• _The problem_
Please copy every line of the data in which the string "watermark" appears.

• _Data supplied_
.....

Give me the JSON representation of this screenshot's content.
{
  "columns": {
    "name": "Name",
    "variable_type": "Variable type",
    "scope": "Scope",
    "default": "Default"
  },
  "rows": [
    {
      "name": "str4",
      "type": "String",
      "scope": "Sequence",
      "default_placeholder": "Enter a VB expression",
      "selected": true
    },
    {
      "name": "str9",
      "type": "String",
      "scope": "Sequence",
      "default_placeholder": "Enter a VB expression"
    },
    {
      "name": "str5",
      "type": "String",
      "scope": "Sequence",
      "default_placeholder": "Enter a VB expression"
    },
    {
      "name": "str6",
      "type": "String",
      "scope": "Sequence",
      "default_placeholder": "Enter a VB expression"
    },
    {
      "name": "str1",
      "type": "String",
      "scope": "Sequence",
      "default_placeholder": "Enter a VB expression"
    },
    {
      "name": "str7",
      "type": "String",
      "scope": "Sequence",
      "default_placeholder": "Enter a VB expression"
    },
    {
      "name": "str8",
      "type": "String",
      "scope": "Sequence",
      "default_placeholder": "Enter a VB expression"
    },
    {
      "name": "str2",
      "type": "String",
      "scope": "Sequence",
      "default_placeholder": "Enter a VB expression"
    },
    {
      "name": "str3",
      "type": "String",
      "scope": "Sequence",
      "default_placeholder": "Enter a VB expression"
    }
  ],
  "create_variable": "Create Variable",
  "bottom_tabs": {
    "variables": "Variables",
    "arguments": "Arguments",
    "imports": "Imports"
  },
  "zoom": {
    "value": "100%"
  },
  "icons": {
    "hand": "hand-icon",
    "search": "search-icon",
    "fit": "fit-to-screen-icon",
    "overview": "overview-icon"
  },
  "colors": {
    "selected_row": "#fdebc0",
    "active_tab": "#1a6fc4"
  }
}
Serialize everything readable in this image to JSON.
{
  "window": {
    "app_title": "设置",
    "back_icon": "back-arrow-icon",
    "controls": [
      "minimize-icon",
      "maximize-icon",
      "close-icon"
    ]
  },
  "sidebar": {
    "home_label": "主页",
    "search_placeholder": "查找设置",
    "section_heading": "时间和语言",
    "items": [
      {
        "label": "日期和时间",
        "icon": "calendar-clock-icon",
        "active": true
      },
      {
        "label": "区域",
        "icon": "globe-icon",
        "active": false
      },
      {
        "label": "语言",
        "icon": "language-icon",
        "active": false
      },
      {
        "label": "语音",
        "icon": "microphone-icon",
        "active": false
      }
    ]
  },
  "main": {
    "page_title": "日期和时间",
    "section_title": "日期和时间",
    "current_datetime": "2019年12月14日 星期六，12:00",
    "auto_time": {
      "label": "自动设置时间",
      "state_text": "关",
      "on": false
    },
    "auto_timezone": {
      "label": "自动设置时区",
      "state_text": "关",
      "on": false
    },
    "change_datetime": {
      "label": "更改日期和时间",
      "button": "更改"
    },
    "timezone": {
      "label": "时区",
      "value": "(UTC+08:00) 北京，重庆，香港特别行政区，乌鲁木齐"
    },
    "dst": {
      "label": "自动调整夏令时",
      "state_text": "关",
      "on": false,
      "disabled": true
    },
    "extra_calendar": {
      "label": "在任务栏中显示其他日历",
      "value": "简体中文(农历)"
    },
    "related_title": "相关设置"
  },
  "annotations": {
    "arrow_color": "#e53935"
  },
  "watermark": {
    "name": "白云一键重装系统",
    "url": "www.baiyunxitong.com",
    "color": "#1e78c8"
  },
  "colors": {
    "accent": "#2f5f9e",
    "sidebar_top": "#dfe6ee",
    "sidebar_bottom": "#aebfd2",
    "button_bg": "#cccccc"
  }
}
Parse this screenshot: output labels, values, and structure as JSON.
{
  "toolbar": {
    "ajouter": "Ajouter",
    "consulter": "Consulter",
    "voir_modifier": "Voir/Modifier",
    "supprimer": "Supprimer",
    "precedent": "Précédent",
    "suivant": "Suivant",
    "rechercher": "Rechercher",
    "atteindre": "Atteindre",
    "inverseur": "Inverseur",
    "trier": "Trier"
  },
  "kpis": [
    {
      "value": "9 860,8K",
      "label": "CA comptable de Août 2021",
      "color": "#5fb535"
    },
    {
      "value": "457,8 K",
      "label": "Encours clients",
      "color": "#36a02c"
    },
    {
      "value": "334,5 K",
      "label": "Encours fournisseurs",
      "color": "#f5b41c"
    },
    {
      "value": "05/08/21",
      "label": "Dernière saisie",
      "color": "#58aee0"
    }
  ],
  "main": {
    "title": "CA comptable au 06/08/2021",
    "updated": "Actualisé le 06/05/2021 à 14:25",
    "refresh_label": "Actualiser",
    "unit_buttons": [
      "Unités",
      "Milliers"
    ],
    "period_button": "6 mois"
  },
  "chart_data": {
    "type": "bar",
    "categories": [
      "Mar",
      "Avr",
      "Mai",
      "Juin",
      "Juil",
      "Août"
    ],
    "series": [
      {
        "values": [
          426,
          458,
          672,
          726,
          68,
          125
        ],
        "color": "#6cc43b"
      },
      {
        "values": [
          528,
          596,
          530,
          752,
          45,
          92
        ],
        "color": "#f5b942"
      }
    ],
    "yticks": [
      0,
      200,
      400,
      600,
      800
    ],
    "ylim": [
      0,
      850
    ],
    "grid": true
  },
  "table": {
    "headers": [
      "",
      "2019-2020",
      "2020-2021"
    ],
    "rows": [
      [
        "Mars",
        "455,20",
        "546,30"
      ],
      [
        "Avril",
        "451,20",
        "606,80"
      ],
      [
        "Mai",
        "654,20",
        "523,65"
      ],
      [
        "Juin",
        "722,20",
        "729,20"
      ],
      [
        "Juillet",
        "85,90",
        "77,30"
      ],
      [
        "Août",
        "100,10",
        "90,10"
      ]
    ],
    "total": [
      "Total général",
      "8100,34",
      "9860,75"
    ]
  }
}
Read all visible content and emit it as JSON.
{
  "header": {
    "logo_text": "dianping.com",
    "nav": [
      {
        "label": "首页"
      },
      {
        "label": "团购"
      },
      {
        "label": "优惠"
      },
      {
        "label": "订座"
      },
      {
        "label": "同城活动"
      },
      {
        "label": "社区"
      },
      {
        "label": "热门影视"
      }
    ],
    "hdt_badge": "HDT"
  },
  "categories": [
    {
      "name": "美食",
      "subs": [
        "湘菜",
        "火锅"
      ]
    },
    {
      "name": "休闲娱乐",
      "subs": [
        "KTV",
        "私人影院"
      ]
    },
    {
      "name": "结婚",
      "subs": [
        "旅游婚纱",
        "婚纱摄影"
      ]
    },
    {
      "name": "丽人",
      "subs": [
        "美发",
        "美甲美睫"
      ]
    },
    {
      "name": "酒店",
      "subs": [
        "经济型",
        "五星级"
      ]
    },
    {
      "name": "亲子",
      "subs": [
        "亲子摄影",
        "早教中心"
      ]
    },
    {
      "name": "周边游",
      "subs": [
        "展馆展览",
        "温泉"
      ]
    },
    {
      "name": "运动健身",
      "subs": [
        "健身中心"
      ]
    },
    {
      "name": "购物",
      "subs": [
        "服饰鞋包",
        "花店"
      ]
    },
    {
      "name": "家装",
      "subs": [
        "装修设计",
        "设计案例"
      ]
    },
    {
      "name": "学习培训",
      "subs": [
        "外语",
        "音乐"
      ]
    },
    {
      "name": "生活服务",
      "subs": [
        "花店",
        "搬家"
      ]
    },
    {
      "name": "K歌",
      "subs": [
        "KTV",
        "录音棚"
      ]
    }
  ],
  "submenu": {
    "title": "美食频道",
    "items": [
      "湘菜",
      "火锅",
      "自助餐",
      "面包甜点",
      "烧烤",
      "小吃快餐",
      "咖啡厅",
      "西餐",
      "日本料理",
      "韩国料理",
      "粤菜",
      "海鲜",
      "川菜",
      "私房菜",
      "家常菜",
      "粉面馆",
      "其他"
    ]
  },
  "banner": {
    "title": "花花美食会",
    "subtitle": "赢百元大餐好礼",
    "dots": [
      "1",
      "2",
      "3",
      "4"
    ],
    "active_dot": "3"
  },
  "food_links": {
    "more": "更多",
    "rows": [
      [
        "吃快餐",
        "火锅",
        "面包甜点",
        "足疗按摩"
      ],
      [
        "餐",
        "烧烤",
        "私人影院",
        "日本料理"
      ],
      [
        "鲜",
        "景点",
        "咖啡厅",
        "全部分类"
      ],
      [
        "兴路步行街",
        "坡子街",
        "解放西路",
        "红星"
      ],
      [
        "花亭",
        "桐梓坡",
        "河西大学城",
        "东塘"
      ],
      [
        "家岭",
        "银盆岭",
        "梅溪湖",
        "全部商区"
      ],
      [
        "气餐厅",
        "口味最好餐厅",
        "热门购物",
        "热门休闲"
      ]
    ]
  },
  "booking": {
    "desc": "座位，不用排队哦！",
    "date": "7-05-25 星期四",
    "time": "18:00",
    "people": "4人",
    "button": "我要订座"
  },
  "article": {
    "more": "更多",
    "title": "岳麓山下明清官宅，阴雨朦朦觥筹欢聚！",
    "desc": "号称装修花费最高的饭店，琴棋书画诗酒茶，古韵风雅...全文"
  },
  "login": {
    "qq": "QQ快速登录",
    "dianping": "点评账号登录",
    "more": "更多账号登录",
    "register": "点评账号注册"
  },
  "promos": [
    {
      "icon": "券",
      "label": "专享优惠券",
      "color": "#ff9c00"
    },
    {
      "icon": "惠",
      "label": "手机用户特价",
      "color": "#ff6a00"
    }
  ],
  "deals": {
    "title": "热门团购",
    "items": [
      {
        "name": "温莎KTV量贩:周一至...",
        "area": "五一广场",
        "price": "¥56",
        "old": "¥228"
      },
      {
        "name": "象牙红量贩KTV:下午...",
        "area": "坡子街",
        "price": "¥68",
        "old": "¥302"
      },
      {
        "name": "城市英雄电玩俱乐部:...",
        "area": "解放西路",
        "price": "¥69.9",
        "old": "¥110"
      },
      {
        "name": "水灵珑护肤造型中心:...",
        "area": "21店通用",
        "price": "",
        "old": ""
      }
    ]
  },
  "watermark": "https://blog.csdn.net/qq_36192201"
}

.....

• _Reply_
  "watermark": {
  "watermark": "https://blog.csdn.net/qq_36192201"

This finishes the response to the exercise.